According to Paul, the Galatians have deserted the true gospel for the false gospel that is a perversion. For me, it’s pretty easy to forgive the Galatians for falling so fast for what Paul calls a perversion of the gospel—I mean, they had just gotten started as Christians. It’s a little harder to explain why we fall for false gospels so often. We’ve been Christians for two thousand years and ought to know what we’re doing by now.
What leads us astray? What, like the Galatians, leads us to desert the true gospel? Well, social conventions and pressures do: Things like gossiping, judging our neighbors, feeling superior. We do these things. And there are other things that we do, too. We distrust the poor. We don’t welcome the immigrant. We’re afraid of the different. And we harbor disgust for those we consider to be failures. The awful part is that we often frame all of these sinful positions in the form of a perverted gospel, in some sort of twisted good news: We’re number one, God bless America, God helps those who help themselves, my prosperity must be God’s blessing, which means your poverty must mean God’s punishment. Or to put this perverted gospel in a more liberal voice: Those people just need a lot of help, and thank God we’re in a position to help. We’ll be happy to go to their community on a mission trip and fix ‘em right up. It’s such a good feeling. It’s always so nice to get home after a mission trip—God bless those poor people who are just so giving and kind. I can’t understand how they keep such a positive attitude in those conditions they live in!
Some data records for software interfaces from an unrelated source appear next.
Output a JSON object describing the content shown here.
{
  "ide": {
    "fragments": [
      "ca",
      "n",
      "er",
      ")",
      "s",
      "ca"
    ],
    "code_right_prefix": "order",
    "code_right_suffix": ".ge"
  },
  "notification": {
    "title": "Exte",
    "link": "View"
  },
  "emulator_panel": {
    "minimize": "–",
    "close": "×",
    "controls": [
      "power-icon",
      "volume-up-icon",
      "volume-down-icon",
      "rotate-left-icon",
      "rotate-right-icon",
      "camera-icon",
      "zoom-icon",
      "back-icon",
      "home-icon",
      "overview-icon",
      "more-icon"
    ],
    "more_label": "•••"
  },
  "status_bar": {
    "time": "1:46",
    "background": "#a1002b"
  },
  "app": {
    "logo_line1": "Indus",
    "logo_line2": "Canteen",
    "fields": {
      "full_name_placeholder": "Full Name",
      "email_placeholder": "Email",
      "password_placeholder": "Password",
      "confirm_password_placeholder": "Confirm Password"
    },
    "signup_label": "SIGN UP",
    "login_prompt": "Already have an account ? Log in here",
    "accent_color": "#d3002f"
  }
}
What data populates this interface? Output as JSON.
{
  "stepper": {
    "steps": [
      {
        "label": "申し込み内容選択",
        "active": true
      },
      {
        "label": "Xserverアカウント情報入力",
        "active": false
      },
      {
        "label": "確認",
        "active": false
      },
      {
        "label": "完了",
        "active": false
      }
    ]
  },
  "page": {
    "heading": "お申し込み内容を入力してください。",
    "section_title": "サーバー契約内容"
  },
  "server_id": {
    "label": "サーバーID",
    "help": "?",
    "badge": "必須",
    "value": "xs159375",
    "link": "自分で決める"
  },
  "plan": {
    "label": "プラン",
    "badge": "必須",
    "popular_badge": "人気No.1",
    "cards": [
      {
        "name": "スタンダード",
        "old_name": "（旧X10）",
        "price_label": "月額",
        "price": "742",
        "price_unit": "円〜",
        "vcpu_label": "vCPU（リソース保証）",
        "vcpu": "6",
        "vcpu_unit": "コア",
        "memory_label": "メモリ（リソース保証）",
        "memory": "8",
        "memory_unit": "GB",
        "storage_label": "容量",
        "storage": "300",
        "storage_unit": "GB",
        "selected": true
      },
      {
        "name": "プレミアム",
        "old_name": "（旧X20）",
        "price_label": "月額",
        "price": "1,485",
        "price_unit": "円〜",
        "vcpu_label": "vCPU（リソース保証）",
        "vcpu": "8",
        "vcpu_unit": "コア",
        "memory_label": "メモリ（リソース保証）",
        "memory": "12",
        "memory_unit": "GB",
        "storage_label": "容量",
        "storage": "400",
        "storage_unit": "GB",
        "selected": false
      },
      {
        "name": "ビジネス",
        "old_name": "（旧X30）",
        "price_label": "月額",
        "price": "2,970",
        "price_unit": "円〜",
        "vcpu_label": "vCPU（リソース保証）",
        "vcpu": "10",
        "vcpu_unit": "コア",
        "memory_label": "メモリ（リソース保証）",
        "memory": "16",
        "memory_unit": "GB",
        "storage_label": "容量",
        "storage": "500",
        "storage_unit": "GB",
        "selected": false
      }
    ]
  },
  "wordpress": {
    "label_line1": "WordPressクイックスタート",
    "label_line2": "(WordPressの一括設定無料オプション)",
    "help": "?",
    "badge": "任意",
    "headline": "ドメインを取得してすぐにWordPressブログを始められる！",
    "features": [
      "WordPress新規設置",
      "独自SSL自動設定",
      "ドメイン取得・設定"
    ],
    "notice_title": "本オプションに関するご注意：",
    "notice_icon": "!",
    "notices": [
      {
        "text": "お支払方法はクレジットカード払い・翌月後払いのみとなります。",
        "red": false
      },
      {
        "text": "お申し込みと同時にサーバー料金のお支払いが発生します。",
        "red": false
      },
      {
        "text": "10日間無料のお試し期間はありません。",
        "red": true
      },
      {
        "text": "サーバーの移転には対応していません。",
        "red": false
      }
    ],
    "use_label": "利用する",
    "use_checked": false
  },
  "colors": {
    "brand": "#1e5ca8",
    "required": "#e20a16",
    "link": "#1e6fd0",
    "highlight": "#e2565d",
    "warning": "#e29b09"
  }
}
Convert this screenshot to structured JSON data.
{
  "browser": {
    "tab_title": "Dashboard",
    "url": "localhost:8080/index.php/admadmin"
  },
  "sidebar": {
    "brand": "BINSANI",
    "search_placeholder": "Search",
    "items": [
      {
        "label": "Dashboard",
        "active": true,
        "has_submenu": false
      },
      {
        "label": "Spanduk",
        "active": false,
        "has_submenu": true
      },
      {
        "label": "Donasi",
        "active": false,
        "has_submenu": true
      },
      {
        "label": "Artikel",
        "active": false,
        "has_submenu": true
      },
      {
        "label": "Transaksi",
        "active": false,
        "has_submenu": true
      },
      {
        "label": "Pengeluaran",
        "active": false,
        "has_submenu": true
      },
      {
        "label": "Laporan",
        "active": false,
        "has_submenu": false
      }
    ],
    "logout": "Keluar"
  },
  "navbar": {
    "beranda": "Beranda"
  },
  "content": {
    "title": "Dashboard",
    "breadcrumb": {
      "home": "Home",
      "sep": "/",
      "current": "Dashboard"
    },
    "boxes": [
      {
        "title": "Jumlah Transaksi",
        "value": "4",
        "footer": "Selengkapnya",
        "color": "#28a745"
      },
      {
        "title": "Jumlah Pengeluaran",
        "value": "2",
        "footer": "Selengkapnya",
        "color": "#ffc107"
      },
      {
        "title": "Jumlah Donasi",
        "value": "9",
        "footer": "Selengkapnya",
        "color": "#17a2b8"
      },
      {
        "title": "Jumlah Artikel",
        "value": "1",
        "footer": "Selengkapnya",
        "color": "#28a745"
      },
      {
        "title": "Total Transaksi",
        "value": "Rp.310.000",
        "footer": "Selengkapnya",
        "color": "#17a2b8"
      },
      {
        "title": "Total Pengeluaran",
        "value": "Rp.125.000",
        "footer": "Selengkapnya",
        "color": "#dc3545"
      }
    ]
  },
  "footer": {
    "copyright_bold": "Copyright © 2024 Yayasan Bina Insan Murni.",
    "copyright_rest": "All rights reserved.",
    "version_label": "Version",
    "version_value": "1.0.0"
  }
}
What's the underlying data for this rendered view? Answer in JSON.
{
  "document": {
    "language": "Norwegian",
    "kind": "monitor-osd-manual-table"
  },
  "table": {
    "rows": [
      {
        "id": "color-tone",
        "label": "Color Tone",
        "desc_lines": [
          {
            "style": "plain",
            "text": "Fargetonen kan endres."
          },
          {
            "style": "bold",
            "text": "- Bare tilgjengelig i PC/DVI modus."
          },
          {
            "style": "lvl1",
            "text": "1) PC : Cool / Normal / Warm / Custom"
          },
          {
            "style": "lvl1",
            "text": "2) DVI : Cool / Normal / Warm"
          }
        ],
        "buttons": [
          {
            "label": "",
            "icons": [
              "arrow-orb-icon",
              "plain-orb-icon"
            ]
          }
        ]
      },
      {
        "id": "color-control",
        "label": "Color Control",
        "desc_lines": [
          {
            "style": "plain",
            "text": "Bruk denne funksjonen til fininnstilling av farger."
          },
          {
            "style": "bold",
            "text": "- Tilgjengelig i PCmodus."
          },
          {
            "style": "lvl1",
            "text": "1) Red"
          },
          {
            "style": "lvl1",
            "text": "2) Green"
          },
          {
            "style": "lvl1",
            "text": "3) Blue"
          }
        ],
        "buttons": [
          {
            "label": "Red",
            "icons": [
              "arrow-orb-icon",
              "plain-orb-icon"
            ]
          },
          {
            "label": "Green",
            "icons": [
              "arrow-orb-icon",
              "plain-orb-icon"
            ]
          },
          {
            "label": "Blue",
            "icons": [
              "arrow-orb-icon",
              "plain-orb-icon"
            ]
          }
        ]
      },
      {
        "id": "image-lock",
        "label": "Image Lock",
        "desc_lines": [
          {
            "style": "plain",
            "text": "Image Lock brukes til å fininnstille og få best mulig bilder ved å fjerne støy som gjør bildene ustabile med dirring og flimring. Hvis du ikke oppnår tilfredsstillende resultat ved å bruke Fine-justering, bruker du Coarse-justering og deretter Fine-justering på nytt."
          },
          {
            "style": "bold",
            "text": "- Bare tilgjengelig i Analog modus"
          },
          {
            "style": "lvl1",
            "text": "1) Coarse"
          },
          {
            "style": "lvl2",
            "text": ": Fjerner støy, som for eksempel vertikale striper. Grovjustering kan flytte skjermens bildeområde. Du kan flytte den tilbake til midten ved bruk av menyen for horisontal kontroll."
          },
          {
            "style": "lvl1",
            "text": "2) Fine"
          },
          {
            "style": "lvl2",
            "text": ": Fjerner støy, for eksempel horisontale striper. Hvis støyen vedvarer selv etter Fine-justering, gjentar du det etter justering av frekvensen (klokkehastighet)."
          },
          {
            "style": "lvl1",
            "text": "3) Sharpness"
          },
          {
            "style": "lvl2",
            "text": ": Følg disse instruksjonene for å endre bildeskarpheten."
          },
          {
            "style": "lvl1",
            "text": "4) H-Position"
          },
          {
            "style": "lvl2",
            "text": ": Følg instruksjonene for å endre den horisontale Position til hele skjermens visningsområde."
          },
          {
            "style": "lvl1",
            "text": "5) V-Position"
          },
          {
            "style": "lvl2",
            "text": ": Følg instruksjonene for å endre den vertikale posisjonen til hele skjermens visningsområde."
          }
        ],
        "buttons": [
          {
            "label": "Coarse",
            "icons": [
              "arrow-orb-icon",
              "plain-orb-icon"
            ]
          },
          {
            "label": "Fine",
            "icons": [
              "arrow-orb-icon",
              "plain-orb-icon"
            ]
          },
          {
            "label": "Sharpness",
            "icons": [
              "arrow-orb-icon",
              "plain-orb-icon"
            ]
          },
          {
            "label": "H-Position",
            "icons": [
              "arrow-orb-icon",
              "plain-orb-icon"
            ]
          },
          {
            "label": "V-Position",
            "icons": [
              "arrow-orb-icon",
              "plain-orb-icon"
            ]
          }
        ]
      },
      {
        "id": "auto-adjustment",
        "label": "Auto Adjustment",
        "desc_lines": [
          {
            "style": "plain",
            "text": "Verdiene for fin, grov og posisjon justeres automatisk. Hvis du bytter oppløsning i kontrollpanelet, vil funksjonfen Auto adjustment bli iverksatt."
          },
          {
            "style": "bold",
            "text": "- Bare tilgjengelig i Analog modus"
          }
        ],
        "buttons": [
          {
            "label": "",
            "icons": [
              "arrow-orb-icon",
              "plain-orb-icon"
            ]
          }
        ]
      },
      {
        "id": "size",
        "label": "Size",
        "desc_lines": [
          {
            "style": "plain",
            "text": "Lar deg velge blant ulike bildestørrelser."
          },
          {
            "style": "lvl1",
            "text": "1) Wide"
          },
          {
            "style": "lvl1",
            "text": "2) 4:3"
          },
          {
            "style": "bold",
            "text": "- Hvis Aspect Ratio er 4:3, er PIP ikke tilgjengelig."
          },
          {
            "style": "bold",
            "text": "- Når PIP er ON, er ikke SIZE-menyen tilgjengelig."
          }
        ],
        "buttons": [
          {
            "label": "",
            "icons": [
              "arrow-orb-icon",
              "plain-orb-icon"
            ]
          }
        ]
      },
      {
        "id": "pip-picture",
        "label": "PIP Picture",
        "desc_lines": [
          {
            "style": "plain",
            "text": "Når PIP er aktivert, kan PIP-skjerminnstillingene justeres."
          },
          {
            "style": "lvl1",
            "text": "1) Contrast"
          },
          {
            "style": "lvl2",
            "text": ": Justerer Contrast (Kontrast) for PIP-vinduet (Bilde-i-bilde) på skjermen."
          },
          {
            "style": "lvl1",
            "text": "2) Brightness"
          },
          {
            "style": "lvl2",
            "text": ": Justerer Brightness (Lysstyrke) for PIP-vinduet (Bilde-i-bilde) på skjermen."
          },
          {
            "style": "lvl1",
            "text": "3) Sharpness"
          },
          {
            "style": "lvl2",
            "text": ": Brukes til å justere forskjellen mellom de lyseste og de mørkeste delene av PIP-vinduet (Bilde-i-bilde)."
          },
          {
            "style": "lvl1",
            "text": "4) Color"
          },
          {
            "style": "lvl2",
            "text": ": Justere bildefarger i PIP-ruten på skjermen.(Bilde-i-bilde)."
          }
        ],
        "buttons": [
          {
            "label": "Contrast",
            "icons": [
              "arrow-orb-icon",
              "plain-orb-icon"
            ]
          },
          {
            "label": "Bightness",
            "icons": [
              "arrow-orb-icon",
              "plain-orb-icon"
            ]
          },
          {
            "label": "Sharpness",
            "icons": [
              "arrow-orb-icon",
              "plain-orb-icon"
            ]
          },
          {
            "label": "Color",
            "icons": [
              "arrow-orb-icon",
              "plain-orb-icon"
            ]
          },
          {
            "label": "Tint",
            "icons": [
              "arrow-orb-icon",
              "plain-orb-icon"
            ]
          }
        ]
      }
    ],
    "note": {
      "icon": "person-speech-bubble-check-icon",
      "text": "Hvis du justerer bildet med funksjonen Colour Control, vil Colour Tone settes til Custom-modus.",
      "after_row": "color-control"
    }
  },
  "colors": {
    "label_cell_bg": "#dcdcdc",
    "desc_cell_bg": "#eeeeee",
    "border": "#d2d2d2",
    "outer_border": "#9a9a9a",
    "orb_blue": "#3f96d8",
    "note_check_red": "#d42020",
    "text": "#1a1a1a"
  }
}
The perverted gospel caused the Galatians and it causes us to backslide, to desert the true gospel because, and there’s no surprise here, it’s harder to stay true to Jesus and his gospel than it is to follow other paths. Paul writes in verse 3 from our passage this morning that Jesus’ gospel is to “set us free from the present evil age.” And as we heard in the gospel reading from Luke, Jesus’ gospel brings miraculous healing to the suffering and enslaved. It brings freedom from sin, freedom from death, freedom to reach out with radical hospitality: that’s the true gospel of Christ, but it is not easy for those of us with so many other comforts and perceived freedoms to embrace the true freedom of Christ. The trouble is that those other perceived freedoms, while they seem great on the surface, are not-so-secretly based on keeping us set apart from the rest of God’s children. And to call it like it is, keeping ourselves apart from the rest of God’s children has a name and the name is “hate.”
Theologian Tom Williams writes, “We can’t find comfort in freedom if what we really seek is a place founded on the hypocrisy of the freedom to hate instead of the freedom to create a new community.” This is especially hard for those of us with lots of privileges because the new freedom means having to let go of some of the so-called freedoms we enjoy so much: relative wealth, relatively homogeneous communities, relatively little prejudice focused against us—all these privileges we have but rarely even notice. It’s hard to remember that we need to be set free by Jesus Christ because the sinful world has put us in enclaves where we have so many privileges. Maybe the Galatians already felt this at the very beginning of Christianity—they quickly deserted the true gospel that Paul preached for the false gospel of legalists and exclusionists and wall-builders because all of that maybe seemed like it protected them more than the wide open freedom of Jesus Christ. So, again, what is the true gospel?
Well, you honestly don’t need me to tell you what the true gospel of Jesus is, because, as I say, we’ve been Christians for two thousand years, and by God, we know what it is.
It’s self-giving love.
It’s radical hospitality to the stranger.
It’s recognition of our brokenness and our reliance on the mighty arms and heart of our Savior. It’s acknowledging that we live in the kingdom of God now and forever, and that that kingdom is not based on enclaves and walls and hateful separation of God’s people.
I’m a guest preacher, so I sort of had to guess where you all might be deserting the true gospel for this sermon to make sense and to have a point. If I got it right, great! But maybe I didn’t, maybe I don’t know you well enough to know where you are abandoning the true freedom given to us by Jesus. But I am willing to bet all of us here could do better about our faithfulness to the challenging true gospel of Jesus. So figure out where you are deserting Jesus and his message and move back towards the gospel. That’s what Paul wanted for the Galatians, and I want it for you. Can you do it on your own? Of course not. That’s why Paul followed up and admonished and encouraged. The Galatians maybe didn’t know this, but we do: being a Christian means that you never have to do it alone. You’re going to get back on track with Jesus’ true gospel of love and welcome with the help of the Holy Spirit, with the power of prayer, with the guidance of your worship, and the fellowship and care you offer one another. I’ll end with Paul’s old, old words: “Grace to you and peace from God our Father and the Lord Jesus Christ, who gave himself for our sins to set us free from the present evil age, according to the will of our God and Father, to whom be the glory forever and ever. Amen.”